Alan Shapiro is the William R. Kenan Jr. Distinguished Professor of English atthe University of North Carolina at Chapel Hill.
Shapiro is the author of numerous collections of poetry. The most recent is Life Pig ;(2016); Reel to Reel (2014), a finalist for the Pulitzer Prize; Night of the Republic (2012), a finalist for the National Book Award and the Griffin Prize; and Old War (2008), winner of the Ambassador Book Award.

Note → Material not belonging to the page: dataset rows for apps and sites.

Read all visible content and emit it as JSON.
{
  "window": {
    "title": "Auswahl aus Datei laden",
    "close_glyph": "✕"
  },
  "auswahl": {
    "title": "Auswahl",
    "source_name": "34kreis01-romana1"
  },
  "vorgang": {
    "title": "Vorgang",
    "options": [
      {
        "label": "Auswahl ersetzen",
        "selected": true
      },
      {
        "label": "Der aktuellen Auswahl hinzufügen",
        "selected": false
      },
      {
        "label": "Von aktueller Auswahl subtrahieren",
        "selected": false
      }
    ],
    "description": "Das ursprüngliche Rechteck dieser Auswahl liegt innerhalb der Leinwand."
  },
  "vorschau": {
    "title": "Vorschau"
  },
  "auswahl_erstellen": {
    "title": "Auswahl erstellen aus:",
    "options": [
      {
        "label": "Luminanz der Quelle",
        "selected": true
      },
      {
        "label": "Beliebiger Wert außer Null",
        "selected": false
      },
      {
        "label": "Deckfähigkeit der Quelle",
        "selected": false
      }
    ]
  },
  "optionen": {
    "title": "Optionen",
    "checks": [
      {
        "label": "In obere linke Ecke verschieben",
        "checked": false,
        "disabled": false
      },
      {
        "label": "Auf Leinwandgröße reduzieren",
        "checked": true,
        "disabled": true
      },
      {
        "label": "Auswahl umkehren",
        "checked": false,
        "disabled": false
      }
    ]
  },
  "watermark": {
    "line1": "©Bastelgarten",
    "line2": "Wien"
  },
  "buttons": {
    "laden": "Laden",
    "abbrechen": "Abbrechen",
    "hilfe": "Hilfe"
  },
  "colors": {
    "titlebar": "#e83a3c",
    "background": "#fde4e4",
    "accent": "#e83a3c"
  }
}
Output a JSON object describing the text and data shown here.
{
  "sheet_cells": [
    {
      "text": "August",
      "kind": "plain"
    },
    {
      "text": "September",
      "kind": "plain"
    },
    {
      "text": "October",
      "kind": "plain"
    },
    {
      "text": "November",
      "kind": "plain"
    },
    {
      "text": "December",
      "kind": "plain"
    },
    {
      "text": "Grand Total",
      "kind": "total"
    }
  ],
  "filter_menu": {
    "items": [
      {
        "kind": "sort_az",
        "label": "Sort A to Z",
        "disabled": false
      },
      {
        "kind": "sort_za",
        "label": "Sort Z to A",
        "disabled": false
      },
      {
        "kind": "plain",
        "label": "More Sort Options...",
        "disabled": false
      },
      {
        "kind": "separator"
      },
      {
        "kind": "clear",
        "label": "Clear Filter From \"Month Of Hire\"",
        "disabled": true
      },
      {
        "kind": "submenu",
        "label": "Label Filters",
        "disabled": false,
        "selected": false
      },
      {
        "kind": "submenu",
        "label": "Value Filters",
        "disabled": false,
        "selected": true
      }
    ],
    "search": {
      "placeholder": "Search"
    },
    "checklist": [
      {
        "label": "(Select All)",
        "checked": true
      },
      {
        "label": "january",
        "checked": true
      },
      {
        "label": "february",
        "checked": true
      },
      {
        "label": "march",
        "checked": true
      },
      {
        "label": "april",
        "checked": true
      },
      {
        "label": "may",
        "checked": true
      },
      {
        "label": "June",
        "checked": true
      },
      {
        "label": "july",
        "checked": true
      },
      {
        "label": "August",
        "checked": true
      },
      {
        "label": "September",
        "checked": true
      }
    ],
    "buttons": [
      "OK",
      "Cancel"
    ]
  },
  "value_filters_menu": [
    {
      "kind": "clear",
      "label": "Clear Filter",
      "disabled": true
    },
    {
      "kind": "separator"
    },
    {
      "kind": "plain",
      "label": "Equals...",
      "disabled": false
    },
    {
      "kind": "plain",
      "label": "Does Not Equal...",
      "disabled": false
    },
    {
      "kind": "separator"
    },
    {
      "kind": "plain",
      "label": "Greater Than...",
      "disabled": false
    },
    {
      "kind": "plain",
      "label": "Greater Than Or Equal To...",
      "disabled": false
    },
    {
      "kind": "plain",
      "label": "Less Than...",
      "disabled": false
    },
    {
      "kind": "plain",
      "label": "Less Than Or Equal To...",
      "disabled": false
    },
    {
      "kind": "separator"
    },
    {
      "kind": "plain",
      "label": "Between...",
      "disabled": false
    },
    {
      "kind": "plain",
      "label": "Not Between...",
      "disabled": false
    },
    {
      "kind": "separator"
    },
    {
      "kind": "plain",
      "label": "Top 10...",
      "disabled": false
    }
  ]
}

Poet-critic J.D. McClatchy observed in a review of Shapiro’s Dead, Alive and Busy (2000), “Mr. Shapiro is a shrewd and sympathetic moralist. He never trivializes his subjects with high-minded flourishes or stylistic gimmicks.” Shapiro’s later collections address the loss of his two siblings to cancer, the aging of his parents, and the strains on a marriage. In describing the domestic details and loss portrayed in Shapiro’s Tantalus in Love (2005), poet Joshua Clover commented, “Such tightly framed tales of domesticity offer a sense of control parallel to Shapiro’s formal facility, reducing and clarifying the poem’s field of action in defense against an abysmal multiplicity of things.” In his memoirs The Last Happy Occasion (1997), nominated for a National Book Critics Circle award, and Vigil (1997), Shapiro has written about the death of his sister and the role that poetry has played in his life. Shapiro is also the author of a collection of essays on poetry, In Praise of the Impure: Poetry and the Ethical Imagination: Essays, 1980–1991 (1993). Alan Shapiro has won the Kingsley Tufts Award, the Los Angeles Book Prize, and a Lila Wallace–Reader’s Digest Writers’ Award. During Bill Clinton’s presidency, Shapiro was invited to read his work at the White House. He read “On Men Weeping,” a poem about Michael Jordan winning one of his six NBA championships. Shapiro has taught at Stanford University, Northwestern University, and the University of North Carolina, Chapel Hill.